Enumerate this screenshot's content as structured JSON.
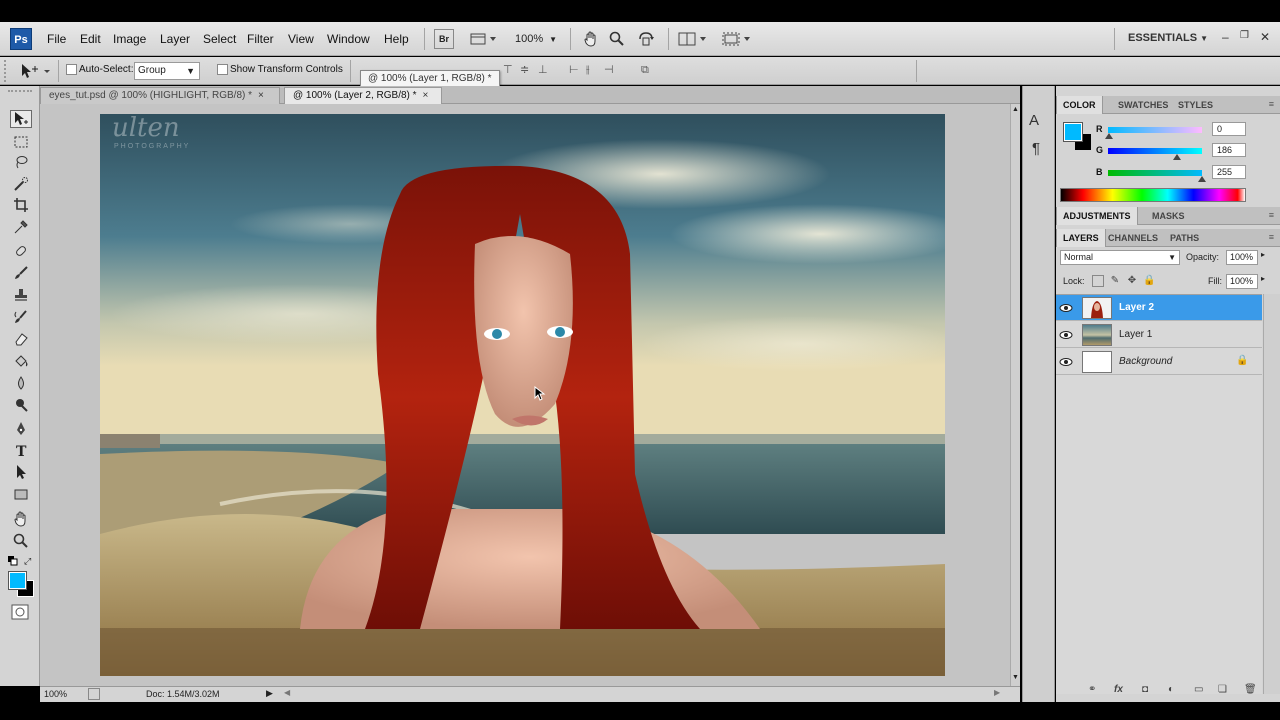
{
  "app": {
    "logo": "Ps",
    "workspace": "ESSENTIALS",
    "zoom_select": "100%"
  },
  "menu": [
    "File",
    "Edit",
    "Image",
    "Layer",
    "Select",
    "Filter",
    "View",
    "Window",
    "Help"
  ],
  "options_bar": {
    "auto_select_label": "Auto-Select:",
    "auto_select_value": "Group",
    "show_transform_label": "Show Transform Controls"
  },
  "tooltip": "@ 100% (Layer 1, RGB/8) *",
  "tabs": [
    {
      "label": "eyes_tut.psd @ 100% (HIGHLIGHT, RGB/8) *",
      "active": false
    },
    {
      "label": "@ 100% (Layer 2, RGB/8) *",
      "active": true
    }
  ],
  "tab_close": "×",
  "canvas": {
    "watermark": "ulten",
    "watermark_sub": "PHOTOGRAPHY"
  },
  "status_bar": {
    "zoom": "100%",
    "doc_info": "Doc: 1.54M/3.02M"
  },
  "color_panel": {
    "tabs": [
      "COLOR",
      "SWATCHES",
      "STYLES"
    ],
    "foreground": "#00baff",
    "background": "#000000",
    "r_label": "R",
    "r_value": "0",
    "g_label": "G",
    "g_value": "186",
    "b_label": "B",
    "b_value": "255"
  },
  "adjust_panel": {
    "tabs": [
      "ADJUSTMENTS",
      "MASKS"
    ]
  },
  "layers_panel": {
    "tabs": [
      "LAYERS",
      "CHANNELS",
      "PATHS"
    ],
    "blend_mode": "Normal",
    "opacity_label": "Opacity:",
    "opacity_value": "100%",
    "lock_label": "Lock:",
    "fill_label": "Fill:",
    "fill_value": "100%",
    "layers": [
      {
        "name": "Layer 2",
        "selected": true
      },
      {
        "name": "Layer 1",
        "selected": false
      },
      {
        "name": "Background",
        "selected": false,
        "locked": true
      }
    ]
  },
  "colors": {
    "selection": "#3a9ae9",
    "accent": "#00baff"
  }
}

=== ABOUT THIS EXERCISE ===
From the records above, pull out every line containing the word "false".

=== EXERCISE RESULT ===
      "active": false
        "selected": false
        "selected": false,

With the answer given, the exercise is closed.